This site previously noted the lack of original thought on the part of some activist atheists.
Now, in response to Easter, they want, well, an atheist counter-celebration of Christ’s resurrection, apparently.
Last year this site noted that Michael Weinstein’s research assistant Chris Rodda held up for derision the military Christian celebrations of Easter in the combat theatre. Despite the criticism by Rodda and Weinstein’s organization, which oddly includes “military religious freedom” in its name, the celebration of religious holy days in the combat area is perhaps one of the most explicit examples of religious freedom in the US military.
This year, the MRFF continued its attacks Read more
A US Army article again highlights SPC Simranpreet Singh Lamba, the sole non-medical Sikh Soldier granted a waiver of uniform standards so he may adhere to his religious dress requirements.
The article again documents the difficulty Lamba had in having his enlistment accepted. It also repeats the prior news that Lamba has had no significant issues either with the institutional Army or with individual Soldiers, despite his (significantly) minority faith: Read more
Christian rock band Switchfoot visited the USS John C. Stennis at sea and played to 300 Sailors in the hangar bay:
Grammy Award-winning alternative rock band Switchfoot visited USS John C. Stennis (CVN 74) and performed a concert for Sailors in the ship’s hangar bay June 9…
“It’s a great privilege to have the opportunity to meet them,” Read more
A recent Army article noted the continuation of a longstanding aviation tradition: conducting sorties with American flags onboard the aircraft.
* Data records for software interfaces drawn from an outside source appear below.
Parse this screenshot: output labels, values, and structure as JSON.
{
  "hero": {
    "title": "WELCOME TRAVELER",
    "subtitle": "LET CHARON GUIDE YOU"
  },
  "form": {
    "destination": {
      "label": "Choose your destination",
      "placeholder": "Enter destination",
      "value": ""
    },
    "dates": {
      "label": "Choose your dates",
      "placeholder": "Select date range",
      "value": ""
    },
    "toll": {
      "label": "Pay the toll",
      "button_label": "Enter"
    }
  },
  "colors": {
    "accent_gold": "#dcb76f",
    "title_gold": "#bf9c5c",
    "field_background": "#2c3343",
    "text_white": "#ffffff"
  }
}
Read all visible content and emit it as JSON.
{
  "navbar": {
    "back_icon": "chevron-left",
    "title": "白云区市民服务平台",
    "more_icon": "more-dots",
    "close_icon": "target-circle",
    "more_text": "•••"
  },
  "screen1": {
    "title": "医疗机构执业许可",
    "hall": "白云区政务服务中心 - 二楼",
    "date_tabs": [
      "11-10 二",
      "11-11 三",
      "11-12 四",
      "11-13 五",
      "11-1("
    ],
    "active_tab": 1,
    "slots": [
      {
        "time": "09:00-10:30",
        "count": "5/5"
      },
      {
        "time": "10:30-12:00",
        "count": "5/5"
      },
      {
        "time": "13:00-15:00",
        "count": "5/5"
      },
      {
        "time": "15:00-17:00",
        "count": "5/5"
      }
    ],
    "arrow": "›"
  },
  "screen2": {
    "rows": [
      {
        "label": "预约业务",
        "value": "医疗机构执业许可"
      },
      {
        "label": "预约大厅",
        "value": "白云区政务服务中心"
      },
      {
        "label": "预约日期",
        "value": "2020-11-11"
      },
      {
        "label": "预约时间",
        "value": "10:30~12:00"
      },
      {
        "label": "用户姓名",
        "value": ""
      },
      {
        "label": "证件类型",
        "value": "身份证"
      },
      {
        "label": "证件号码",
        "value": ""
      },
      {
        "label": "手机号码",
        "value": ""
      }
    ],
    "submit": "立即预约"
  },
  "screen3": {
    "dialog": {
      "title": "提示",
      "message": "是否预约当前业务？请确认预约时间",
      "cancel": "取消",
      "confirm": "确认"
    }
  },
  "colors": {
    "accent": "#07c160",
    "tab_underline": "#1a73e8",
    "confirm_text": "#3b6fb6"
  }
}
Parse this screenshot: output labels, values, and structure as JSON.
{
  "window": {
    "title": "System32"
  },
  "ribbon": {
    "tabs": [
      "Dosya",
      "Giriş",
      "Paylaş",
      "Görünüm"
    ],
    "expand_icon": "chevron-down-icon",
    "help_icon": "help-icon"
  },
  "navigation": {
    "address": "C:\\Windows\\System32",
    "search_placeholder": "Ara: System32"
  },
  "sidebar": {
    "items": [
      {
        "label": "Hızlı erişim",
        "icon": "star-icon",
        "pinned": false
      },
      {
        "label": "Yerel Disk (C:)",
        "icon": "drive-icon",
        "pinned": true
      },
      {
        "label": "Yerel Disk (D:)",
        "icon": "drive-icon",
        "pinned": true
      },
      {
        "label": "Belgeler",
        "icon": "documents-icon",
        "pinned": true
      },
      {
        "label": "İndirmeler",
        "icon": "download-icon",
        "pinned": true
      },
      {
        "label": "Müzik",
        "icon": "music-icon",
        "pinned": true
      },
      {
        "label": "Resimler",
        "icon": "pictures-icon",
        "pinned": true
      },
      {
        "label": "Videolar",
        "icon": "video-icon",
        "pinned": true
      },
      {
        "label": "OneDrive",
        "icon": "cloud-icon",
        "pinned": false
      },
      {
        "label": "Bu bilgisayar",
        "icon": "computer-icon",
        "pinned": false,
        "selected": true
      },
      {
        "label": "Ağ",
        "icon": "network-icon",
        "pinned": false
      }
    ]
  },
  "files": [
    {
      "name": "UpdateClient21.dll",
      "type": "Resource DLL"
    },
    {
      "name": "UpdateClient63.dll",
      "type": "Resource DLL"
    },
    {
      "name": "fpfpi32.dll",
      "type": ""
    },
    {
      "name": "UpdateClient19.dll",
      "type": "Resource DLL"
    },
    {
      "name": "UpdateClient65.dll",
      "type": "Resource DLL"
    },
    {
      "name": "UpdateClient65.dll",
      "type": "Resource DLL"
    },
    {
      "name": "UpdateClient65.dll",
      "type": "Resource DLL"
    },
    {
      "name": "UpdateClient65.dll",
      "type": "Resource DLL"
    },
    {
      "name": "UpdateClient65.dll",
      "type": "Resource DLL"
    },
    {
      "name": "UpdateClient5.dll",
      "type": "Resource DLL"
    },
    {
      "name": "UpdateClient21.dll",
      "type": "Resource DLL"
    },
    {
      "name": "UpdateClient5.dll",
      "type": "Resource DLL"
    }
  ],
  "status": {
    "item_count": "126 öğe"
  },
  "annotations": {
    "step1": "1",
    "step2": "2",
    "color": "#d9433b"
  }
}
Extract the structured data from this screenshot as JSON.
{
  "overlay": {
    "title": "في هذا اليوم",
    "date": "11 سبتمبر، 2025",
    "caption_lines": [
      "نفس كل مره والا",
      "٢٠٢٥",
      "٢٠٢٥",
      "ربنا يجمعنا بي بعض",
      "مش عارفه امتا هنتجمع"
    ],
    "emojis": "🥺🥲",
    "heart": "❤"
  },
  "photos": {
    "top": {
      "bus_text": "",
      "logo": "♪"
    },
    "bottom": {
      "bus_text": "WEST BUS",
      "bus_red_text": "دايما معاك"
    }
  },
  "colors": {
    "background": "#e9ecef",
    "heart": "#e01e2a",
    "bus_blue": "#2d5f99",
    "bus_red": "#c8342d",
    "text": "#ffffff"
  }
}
These “combat experienced” flags are then given to any of a variety of organizations or requesting individuals back home.
The [Army aviators] fly the flag a bit differently. They fly their flags inside an Apache attack helicopter while patrolling the skies of Iraq. Read more
Christianity Today re-covered the prior discussion on “atheist Chaplains,” asking the same question others had previously:
All religious groups make absolutist claims of one kind or another. But how can a belief system — or is it a lack of belief system? — championed by figures like Dawkins and Christopher Hitchens support Christian soldiers in any meaningful sense? When considering chaplains who support Hitchens’s rather broad contention that “religion poisons everything,” how can such leaders “provide the means for others to observe their own faith”? If Christians are indeed suffering from a “God delusion,” as Dawkins has suggested, how can a chaplain who promotes Dawkins’s ideas offer belief-respecting encouragement to a Christian soldier?
The author acknowledges a similar accusation can be made against exclusive religions, but there is a positive response in the Christian faith and historical precedent (something Chaplains are already doing):
One might counter by suggesting that Christians themselves Read more
US Army Chaplain (Col) Mike Lembke, having returned from his third tour in Iraq, recently spoke to the 19th annual Four Chaplains Prayer Breakfast in York, Pennsylvania. The local article notes Chaplain Lembke has “emphasized religious unity throughout his career.”
Throughout his career he’s found his main emphasis is to create religious acceptance within units. Lembke said he’s work alongside Christian, Jewish, Muslim and Buddhist chaplains – each caring for soldiers’ needs and working together for unity. Read more
Jews in Green notes the services of Kosher Troops, a non-profit whose purpose in life is to create and ship kosher care packages to deployed servicemembers.
Kosher Troops now sends packages to Jewish soldiers stationed around the world, including kosher meals and staples of kosher products to supplement what they are getting from the military. Kosher Troops also sends at least 300 traditional- themed holiday baskets before each Yom Tov. It’s not just for holidays either. On a weekly basis, Kosher Troops sends Shabbat packages to Jewish troops that include challah, grape juice, bentchers, candles, and more…
As with any other belief system, it can sometimes be challenging to obtain religious support materials when deployed around the world in support of military operations. Sometimes, too, it is simply encouraging to receive support from Read more
The creation of a “pagan area” under the auspices of the US Air Force Academy Cadet Chapel was highly controversial more than a year ago. Originally, a “dedication” was scheduled in March 2010. It seems the ceremony was delayed more than a year.
USAFA announced it had dedicated the “Cadet Chapel Falcon Circle” last week on May 3rd. As previously discussed, the US military does not make a site “sacred,” so the “dedication” seems to have been more ceremonial or functional in nature.
Interestingly, the article seems to indicate a slight tweak on the original purpose of the outdoor chapel. Originally, USAFA was said to be adding “a worship area for followers of Earth-centered religions.” The new wording was somewhat more careful this year: Read more